● WHAT YOU SHOULD DO: Return only those lines of the listing that hold the word "JSON".

● RECORDS TO USE:
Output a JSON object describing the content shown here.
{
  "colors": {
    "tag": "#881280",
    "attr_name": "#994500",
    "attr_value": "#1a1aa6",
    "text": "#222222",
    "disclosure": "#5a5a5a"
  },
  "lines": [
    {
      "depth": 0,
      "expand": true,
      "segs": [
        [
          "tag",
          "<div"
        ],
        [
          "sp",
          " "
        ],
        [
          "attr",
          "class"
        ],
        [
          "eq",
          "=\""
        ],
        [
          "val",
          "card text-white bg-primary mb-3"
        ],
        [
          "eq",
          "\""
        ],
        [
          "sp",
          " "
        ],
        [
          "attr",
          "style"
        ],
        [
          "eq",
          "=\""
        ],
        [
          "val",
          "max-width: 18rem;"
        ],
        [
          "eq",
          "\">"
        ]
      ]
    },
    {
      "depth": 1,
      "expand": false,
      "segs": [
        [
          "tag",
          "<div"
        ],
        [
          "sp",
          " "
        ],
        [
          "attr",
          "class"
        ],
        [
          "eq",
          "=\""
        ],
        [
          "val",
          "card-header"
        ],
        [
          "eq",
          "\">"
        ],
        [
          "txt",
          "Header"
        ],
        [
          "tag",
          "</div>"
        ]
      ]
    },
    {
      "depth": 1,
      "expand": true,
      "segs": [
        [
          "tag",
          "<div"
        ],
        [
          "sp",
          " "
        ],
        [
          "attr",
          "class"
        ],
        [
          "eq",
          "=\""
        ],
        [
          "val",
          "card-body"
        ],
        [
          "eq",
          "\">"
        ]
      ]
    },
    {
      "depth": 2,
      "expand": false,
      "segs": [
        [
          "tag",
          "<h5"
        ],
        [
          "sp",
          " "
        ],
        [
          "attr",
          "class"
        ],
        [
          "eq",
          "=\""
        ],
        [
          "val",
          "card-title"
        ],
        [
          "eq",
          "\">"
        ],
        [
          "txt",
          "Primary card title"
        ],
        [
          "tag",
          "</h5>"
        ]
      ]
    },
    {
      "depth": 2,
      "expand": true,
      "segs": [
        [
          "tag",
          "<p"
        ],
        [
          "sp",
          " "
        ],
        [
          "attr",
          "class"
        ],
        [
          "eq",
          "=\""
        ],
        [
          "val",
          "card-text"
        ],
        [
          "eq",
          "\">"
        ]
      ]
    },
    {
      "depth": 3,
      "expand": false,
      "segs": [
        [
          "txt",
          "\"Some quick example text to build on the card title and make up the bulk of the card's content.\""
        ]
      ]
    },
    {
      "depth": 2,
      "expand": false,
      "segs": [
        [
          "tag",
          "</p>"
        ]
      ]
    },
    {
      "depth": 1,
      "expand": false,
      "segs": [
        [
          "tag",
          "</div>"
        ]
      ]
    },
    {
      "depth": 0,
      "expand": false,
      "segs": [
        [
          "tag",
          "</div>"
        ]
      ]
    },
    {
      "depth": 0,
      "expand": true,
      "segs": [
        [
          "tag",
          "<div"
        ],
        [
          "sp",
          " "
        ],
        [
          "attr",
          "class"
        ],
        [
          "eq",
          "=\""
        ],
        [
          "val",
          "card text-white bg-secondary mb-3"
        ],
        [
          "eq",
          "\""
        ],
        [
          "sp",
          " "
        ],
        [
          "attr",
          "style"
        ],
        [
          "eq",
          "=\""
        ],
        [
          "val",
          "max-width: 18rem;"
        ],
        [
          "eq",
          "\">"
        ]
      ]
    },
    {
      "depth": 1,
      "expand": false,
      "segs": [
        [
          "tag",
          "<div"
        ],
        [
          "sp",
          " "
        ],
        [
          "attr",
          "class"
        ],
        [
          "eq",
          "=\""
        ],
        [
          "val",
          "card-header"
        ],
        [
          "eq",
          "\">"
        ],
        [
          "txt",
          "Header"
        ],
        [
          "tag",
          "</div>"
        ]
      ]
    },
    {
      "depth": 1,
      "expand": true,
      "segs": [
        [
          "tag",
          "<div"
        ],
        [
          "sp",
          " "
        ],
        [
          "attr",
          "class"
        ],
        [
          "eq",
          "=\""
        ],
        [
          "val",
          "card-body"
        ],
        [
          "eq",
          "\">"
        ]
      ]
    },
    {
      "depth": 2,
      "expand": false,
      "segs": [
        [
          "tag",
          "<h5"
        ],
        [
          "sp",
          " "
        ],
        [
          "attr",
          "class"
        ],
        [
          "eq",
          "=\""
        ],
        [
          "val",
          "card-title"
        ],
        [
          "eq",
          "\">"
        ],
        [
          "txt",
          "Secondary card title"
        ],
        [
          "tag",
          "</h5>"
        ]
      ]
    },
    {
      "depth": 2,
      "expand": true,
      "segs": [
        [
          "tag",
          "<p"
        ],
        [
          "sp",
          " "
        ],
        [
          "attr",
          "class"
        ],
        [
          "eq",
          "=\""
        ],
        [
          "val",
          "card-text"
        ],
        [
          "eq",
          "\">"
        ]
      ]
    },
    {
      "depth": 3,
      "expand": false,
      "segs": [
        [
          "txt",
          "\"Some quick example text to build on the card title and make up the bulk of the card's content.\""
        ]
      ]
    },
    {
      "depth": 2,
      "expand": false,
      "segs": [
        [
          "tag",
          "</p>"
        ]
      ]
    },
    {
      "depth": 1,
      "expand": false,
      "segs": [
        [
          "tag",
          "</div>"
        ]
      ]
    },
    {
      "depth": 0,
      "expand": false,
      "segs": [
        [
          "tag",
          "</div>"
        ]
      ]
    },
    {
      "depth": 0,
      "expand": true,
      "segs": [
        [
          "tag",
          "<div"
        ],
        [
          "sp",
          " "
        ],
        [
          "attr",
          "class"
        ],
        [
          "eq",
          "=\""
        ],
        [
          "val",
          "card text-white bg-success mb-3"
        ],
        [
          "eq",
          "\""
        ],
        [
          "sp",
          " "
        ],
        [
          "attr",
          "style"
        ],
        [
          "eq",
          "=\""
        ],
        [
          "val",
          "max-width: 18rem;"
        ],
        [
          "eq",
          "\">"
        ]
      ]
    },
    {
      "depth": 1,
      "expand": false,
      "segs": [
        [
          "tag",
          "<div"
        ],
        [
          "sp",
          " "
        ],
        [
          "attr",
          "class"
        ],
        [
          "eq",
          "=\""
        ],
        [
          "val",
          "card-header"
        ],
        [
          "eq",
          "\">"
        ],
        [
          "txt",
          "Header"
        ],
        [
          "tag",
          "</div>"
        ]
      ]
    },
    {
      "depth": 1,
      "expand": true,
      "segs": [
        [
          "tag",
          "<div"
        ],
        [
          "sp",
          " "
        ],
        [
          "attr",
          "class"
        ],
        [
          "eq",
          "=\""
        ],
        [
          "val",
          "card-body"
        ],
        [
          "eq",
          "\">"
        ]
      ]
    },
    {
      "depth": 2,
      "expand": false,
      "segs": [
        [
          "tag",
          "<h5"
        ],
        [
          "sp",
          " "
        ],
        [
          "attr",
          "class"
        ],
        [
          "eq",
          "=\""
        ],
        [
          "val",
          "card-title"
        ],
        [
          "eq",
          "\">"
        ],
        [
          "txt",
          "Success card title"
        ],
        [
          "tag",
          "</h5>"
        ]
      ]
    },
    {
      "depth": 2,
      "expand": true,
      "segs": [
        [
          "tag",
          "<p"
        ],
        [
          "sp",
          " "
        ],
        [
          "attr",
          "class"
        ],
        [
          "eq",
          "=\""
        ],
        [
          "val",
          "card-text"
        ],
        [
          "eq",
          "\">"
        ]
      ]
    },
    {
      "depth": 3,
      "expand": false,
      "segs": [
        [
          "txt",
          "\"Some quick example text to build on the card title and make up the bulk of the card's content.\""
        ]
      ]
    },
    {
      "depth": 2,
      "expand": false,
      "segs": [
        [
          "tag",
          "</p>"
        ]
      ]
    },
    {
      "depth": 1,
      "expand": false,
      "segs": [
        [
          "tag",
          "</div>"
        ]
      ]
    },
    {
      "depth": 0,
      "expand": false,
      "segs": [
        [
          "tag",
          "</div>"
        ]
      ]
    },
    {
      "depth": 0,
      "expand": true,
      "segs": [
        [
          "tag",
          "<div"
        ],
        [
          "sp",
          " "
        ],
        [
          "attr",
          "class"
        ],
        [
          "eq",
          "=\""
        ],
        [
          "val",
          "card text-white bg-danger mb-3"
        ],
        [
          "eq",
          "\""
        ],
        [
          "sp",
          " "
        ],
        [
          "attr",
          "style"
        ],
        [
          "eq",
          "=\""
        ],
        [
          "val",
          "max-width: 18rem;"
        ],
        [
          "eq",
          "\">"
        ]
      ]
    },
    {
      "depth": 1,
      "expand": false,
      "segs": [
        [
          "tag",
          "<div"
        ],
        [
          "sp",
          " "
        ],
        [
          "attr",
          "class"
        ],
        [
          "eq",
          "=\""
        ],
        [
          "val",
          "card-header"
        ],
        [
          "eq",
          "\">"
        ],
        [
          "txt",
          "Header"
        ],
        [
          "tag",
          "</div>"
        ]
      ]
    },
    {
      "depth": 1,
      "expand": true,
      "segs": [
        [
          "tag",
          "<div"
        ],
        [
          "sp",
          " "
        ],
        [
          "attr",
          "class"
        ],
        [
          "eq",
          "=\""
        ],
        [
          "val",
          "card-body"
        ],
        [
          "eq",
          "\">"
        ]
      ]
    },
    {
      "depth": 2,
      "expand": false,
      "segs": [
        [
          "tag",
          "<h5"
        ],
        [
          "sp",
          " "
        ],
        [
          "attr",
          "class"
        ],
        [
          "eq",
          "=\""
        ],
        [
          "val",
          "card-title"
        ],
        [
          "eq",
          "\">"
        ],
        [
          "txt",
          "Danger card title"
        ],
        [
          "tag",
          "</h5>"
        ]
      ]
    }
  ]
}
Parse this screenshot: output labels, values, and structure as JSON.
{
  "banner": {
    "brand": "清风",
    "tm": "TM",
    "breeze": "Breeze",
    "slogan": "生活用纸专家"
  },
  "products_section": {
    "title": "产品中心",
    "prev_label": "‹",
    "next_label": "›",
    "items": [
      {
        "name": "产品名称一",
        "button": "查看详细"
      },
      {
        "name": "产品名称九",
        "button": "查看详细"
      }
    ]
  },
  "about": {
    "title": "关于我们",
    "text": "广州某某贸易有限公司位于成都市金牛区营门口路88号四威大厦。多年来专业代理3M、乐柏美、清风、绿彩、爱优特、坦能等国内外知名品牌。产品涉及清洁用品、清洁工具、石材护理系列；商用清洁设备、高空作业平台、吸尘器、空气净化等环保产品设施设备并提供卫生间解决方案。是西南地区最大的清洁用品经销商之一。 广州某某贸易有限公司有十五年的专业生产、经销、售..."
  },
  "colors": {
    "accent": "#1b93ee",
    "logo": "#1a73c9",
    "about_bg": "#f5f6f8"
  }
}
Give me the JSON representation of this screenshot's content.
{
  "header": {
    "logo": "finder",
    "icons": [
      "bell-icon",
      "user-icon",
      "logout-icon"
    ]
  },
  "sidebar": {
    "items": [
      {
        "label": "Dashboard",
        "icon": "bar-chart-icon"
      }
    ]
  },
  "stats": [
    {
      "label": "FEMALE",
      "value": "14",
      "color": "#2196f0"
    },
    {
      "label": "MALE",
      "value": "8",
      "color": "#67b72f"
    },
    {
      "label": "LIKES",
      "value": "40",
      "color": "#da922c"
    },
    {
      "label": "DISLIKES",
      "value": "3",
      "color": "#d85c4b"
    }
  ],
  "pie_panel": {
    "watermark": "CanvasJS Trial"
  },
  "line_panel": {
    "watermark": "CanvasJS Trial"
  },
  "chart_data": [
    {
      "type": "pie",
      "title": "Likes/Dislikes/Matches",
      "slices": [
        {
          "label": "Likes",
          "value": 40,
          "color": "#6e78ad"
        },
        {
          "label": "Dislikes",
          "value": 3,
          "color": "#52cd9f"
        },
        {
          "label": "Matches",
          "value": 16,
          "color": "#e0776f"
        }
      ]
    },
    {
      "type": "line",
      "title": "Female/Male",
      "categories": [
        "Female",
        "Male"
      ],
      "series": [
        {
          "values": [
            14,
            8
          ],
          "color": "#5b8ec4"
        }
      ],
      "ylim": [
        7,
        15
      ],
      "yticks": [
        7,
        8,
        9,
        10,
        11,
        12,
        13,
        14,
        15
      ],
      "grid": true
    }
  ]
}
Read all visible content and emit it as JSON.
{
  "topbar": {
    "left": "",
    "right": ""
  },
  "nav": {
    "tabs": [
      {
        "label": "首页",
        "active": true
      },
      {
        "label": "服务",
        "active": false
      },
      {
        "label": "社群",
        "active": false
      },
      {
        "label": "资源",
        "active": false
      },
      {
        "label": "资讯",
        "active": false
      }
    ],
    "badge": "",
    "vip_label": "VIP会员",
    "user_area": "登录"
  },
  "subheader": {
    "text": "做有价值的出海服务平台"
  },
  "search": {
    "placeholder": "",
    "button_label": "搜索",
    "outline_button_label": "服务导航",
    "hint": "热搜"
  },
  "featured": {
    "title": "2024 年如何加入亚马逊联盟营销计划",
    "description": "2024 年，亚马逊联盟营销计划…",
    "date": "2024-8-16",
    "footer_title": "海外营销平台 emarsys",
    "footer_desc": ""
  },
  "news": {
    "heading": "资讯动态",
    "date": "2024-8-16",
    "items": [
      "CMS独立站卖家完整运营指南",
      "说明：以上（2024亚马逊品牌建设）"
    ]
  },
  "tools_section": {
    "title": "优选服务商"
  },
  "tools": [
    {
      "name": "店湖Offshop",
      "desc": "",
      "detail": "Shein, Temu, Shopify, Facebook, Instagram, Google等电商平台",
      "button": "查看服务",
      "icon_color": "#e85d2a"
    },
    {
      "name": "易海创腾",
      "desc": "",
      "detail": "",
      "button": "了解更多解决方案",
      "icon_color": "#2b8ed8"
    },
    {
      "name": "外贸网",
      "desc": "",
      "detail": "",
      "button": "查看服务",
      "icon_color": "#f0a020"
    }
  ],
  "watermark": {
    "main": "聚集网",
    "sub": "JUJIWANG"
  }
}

● RESULT BELOW:
Output a JSON object describing the content shown here.
Parse this screenshot: output labels, values, and structure as JSON.
Give me the JSON representation of this screenshot's content.
Read all visible content and emit it as JSON.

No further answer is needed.